(Stored data)

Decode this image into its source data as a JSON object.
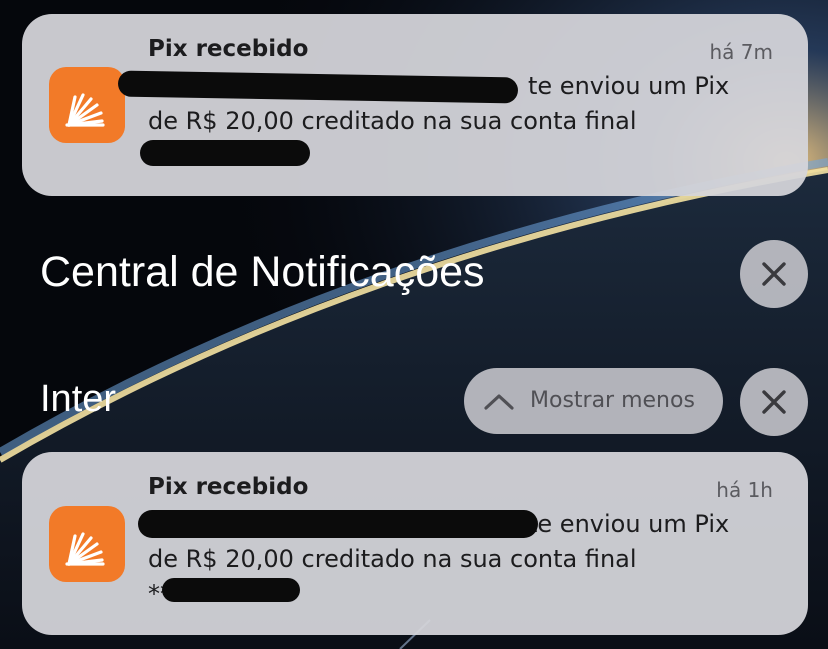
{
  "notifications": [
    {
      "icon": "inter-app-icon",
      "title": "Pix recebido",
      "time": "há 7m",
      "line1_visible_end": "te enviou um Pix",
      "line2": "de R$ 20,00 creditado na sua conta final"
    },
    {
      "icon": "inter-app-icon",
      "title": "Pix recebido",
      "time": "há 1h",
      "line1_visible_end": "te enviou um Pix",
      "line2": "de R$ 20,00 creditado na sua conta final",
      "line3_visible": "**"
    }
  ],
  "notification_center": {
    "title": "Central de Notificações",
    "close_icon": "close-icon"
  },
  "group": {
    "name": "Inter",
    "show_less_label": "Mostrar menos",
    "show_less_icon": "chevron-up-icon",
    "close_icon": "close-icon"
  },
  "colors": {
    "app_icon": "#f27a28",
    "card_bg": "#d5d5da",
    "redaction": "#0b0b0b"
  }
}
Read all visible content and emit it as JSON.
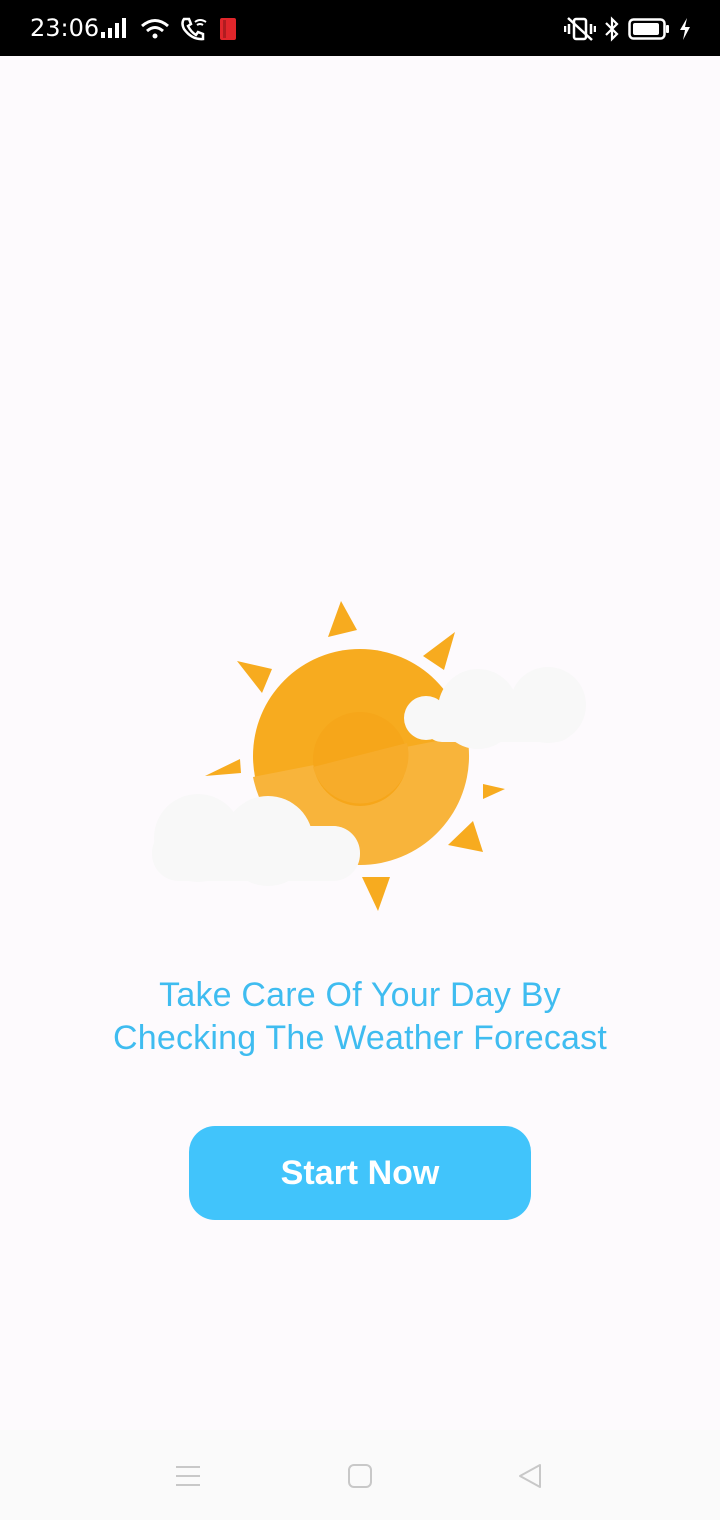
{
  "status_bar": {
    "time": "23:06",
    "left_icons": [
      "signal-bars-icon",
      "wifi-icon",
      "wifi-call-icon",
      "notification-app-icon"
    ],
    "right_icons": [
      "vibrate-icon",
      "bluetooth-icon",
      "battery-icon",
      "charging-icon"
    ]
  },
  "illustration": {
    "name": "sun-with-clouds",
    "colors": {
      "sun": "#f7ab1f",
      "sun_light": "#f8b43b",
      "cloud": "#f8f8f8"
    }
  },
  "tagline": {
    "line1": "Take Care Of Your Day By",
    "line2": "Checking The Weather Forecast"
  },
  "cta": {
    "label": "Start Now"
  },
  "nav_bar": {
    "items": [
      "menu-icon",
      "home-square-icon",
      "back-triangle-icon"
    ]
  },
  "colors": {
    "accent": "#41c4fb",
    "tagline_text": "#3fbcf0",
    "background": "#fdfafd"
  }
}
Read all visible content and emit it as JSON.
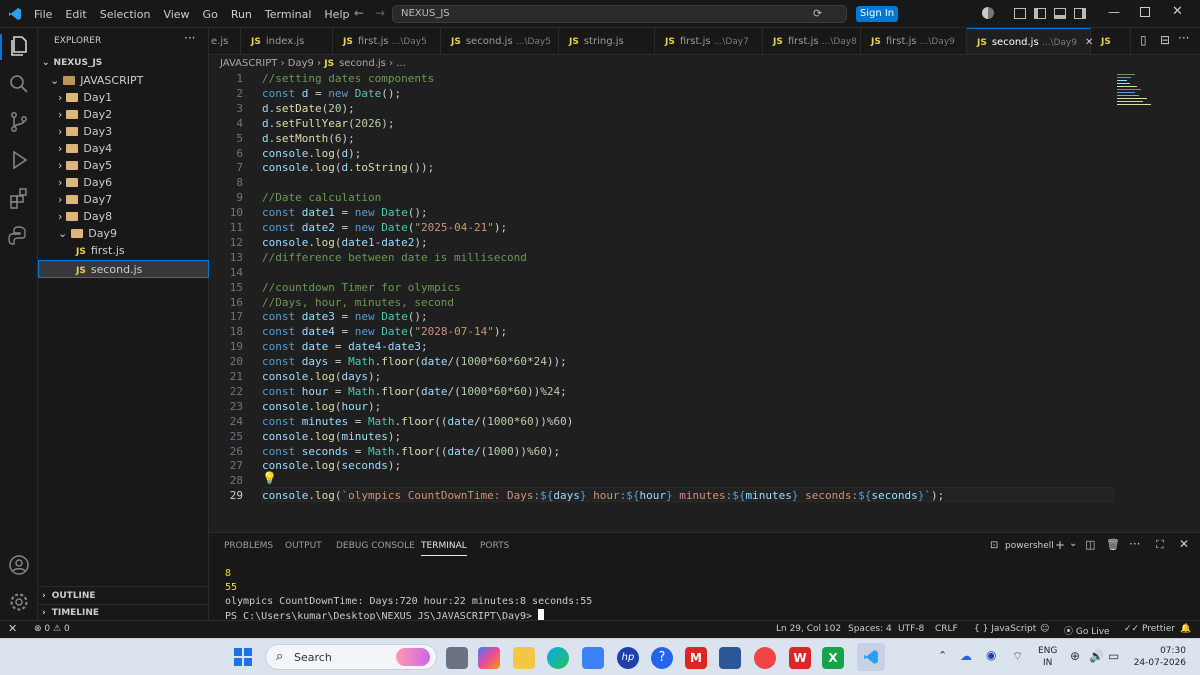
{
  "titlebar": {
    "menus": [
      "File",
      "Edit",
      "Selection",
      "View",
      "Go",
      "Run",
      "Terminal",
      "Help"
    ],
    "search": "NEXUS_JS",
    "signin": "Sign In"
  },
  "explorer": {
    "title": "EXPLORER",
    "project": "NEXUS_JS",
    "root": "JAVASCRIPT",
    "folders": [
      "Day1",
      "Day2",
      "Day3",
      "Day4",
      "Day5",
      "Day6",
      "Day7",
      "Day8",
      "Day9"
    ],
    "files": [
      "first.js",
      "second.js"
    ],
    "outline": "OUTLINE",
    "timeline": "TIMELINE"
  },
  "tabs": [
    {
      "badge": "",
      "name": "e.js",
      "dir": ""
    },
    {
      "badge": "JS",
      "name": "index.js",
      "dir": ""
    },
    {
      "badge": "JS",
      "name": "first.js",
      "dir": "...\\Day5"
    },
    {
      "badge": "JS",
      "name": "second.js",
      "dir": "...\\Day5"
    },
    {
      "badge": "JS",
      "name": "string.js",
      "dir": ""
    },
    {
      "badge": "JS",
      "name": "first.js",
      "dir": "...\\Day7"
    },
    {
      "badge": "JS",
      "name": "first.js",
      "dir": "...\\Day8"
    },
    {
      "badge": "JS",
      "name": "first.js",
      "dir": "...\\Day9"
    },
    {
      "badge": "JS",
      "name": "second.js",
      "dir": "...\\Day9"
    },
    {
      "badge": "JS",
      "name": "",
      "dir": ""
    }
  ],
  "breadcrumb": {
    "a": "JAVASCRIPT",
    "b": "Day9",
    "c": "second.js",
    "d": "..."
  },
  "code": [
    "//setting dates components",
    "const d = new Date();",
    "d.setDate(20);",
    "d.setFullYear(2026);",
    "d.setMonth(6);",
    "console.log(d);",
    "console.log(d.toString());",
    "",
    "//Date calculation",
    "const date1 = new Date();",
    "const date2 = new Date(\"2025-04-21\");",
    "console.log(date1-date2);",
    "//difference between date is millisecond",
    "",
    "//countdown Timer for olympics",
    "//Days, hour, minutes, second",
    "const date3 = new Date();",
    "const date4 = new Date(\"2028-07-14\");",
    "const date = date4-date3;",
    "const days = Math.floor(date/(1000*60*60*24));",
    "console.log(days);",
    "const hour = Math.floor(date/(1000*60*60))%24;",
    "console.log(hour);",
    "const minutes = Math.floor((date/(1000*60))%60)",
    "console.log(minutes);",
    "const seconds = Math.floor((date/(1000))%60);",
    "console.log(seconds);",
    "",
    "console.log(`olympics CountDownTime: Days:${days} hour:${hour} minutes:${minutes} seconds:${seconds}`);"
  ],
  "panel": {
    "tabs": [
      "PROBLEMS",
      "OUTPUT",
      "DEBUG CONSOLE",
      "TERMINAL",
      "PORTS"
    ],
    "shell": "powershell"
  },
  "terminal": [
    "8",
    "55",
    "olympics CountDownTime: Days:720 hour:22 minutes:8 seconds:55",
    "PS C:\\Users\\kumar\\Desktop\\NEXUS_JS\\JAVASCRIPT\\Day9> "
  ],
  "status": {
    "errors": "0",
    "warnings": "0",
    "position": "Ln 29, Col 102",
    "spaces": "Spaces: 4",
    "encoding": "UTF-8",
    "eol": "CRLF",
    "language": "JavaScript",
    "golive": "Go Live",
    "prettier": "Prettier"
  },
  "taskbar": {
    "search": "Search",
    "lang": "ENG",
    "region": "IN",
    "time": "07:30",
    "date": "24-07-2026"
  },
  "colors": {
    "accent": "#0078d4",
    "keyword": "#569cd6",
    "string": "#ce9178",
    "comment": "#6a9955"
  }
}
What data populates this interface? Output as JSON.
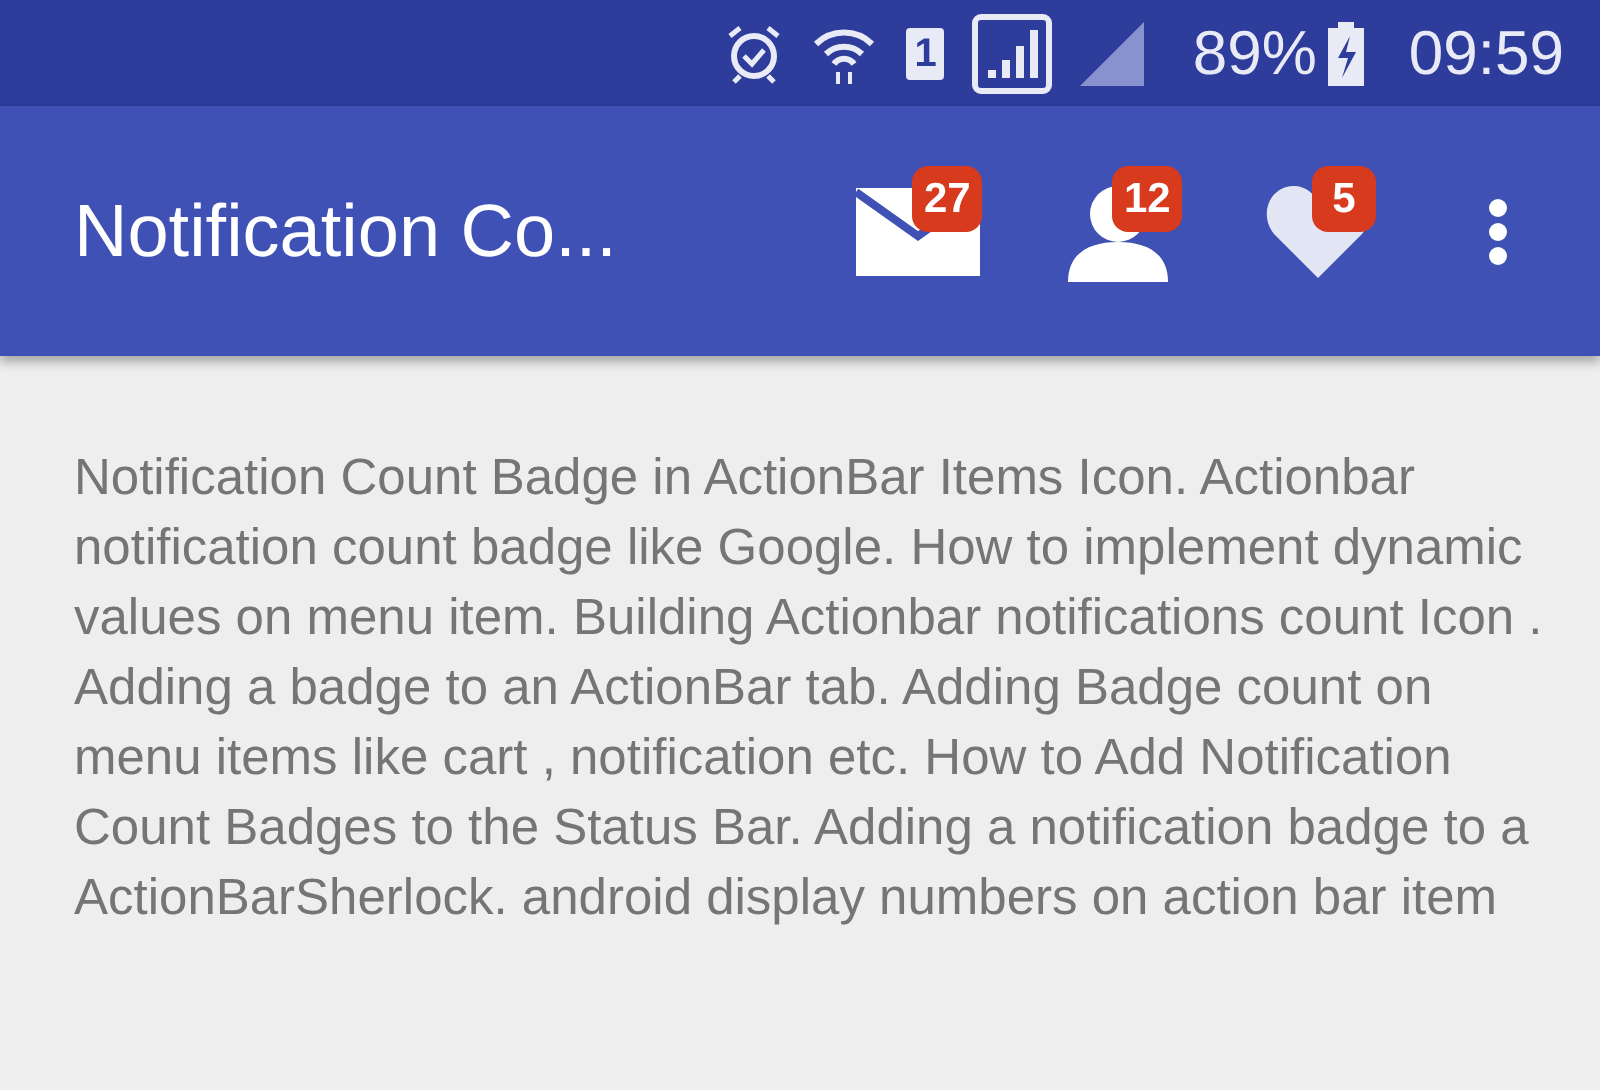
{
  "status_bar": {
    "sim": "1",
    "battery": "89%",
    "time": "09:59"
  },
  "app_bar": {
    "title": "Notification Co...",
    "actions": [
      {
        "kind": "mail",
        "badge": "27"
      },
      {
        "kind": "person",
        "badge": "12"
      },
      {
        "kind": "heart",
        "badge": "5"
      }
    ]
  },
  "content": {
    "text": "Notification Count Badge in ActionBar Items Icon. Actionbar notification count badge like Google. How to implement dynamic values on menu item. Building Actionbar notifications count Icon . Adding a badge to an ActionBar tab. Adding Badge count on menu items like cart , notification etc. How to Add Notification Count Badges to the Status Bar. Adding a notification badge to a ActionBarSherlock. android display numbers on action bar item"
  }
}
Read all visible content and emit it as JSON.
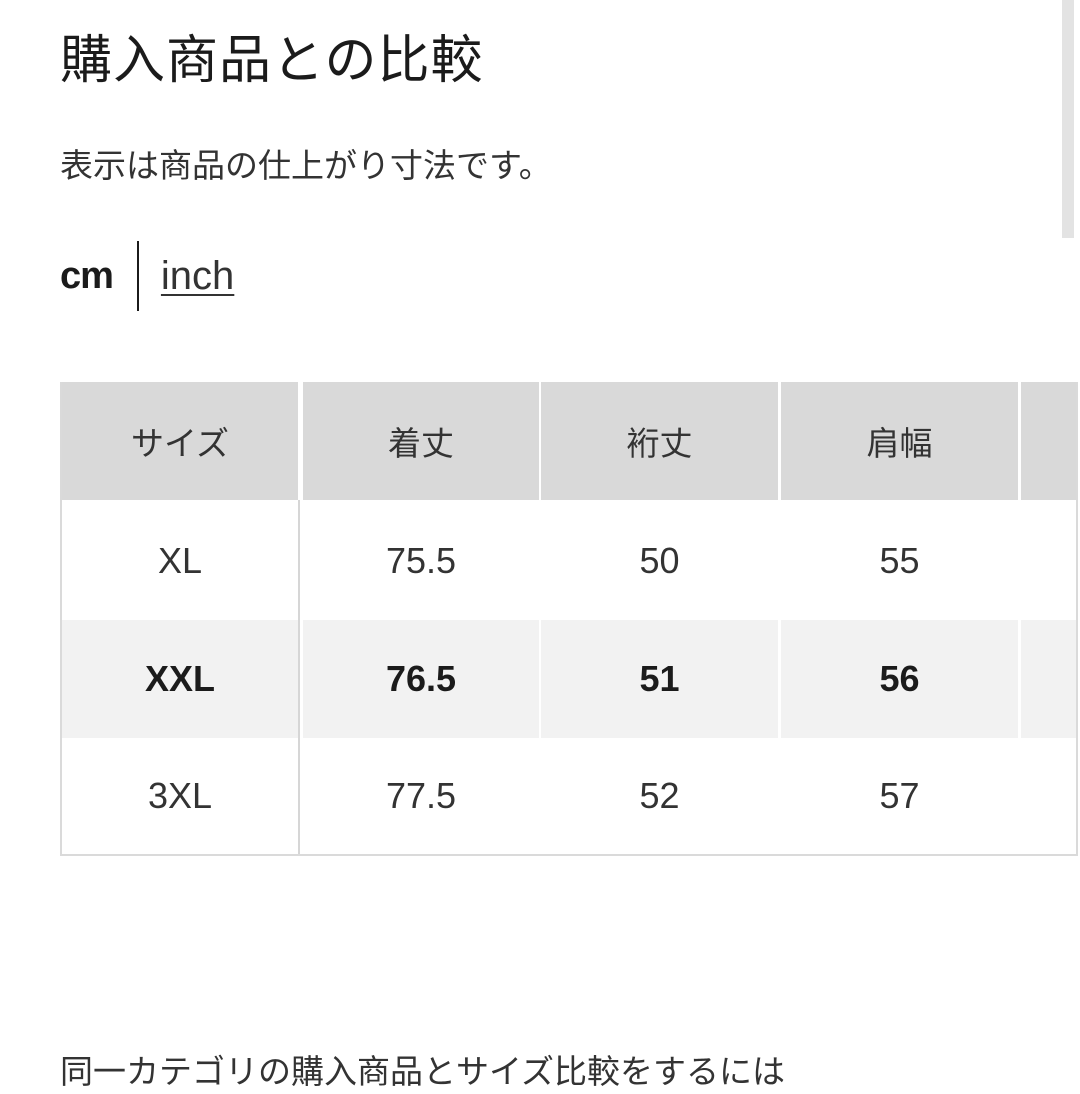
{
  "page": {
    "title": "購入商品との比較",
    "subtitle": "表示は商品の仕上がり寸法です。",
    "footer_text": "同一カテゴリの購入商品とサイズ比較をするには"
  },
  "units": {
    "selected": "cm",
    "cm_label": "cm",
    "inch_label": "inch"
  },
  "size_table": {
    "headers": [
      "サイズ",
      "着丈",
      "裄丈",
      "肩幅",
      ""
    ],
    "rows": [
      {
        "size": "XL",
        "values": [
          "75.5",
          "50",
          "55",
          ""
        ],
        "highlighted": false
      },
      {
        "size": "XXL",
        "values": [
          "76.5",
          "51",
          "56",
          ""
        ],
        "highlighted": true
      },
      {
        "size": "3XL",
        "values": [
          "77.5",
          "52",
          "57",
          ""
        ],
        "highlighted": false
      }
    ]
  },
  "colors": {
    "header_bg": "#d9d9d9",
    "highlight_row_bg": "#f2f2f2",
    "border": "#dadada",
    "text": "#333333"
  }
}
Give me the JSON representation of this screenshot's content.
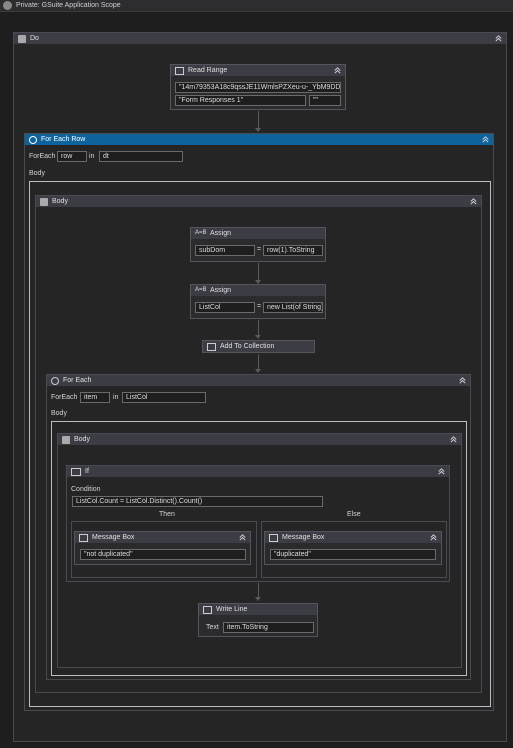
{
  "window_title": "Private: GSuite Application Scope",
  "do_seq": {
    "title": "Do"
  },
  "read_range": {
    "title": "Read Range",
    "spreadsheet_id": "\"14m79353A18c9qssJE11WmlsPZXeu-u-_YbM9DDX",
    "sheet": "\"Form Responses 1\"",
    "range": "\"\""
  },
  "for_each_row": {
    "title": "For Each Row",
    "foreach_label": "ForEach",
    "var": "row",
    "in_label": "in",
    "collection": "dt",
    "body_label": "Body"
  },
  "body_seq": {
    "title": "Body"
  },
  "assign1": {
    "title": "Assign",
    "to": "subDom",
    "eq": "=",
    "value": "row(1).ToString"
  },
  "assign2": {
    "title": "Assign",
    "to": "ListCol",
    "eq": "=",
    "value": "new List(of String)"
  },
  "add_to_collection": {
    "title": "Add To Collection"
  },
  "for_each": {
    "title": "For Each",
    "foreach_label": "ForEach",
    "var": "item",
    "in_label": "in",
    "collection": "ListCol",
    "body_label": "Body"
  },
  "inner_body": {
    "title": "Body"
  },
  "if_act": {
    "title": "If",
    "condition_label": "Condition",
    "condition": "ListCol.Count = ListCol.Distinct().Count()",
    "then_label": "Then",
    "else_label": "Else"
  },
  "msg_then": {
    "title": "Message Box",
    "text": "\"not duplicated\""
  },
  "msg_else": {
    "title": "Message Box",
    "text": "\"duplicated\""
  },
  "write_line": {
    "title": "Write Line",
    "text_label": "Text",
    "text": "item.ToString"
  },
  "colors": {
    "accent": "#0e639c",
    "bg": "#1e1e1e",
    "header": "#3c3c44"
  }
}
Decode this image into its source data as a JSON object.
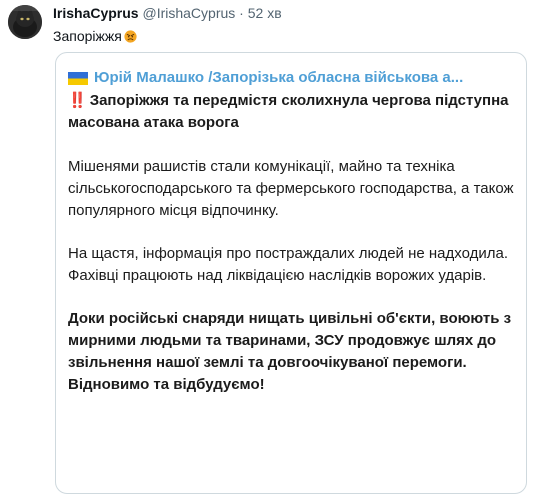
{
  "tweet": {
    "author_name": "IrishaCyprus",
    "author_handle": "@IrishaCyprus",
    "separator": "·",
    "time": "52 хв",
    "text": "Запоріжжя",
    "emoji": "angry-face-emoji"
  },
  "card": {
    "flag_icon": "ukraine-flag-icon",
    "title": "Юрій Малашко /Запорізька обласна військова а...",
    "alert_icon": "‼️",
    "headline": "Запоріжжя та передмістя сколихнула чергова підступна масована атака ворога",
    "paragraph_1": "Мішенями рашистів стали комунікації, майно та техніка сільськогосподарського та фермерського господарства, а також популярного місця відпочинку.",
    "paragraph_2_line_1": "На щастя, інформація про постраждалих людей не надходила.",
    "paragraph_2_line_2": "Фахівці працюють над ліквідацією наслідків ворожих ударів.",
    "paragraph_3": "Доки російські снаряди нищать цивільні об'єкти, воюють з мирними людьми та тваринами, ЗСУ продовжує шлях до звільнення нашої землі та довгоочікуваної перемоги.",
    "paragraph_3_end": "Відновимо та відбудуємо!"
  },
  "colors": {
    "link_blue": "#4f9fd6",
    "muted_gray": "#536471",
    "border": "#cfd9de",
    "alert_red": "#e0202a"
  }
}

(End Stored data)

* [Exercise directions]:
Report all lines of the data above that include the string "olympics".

* [Completed exercise]:
    "//countdown Timer for olympics",
    "console.log(`olympics CountDownTime: Days:${days} hour:${hour} minutes:${minutes} seconds:${seconds}`);"
    "olympics CountDownTime: Days:720 hour:22 minutes:8 seconds:55",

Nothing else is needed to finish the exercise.